Are you looking for a new job? Well, then you are probably familiar with job interviews, commitments, meetings, but in the end, it's worth it: you got the job of your dreams. Congratulations! However, giving up the routine you had at your former job position is not an easy thing at all.
Although it is possible to focus on your new job, the benefits and facilities offered here, you need to set an approach to get rid of the old routine without affecting the smooth running of your new job. Beyond the practice, there are financial practices that can affect our income, and you need to know from the beginning how to keep your money safe.
You could comply with your former employer's plan.
It seems counterintuitive. For example, your previous employer may retire from work, making it difficult to receive information and keep track of your financial plan. However, even simpler is usually better, so consolidating accounts can make it easier to manage your savings.
Transfer your assets to the new employer.
Suppose you opt for a more straightforward plan and have the resources in one place. First, confirm that the new employer's plan accepts transfers. Then, make sure you like the options (if you lost all of your mutual fund expense and asset allocation ratios, a financial advisor would be happy to check these issues before making a decision). The excellent news is that these direct transfers are unlimited.
Migrate your assets to an individual retirement account (IRA)
You can also use the direct transfer option to move your assets to an IRA (this means only a retirement account to which you control and contribute, versus one with deductions from an employer's salaries and contributions). But, again, the advantage here could be increased investment options.
There are some limitations, but in general, it's about accumulating an amount of any other tax-advantaged savings account before 59. What if you've already done this? Do not worry. There is another indirect transfer type, which gives you 60 days from the withdrawal of funds to invest in another retirement plan.
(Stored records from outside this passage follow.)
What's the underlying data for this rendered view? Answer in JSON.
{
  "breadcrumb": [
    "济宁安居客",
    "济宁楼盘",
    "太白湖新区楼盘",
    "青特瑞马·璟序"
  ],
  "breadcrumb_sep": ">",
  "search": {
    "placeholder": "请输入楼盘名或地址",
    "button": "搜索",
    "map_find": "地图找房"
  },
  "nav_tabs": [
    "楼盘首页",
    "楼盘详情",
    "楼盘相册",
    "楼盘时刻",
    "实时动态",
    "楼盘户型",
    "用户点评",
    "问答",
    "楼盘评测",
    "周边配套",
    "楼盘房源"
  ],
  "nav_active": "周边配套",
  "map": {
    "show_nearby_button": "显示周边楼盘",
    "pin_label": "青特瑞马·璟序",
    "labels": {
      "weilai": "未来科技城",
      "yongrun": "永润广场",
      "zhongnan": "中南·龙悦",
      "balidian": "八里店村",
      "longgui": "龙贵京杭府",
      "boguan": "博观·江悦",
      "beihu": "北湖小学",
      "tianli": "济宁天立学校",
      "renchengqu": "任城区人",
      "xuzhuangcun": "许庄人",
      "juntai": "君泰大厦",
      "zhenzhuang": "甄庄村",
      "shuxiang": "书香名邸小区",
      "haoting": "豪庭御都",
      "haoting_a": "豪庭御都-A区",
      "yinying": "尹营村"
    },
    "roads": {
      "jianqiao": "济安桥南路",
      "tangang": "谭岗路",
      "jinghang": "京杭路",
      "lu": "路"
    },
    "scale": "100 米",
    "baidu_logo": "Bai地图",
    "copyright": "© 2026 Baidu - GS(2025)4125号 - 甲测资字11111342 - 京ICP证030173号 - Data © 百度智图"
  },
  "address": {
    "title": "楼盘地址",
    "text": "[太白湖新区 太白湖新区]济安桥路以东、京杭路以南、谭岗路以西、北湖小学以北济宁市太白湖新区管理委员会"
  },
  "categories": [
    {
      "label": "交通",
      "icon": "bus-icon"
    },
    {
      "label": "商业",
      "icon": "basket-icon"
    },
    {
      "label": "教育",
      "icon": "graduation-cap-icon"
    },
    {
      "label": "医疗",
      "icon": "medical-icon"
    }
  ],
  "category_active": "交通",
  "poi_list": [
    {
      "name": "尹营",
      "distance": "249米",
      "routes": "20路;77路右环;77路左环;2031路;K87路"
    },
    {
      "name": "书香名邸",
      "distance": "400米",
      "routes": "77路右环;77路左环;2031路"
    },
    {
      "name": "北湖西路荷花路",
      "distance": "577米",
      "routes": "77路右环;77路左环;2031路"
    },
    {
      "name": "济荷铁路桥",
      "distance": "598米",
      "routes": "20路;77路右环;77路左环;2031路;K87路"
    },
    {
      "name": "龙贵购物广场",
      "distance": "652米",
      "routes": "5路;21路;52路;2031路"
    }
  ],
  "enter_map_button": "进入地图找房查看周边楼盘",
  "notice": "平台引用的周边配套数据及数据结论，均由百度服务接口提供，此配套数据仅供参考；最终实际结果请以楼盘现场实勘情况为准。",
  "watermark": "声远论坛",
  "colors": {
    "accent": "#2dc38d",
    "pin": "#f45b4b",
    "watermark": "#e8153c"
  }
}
You can only do one of these per year (as opposed to unlimited direct transfers). The rules can become complex, but you need to take the time to choose the best solution for years to come intelligently. It is the best investment.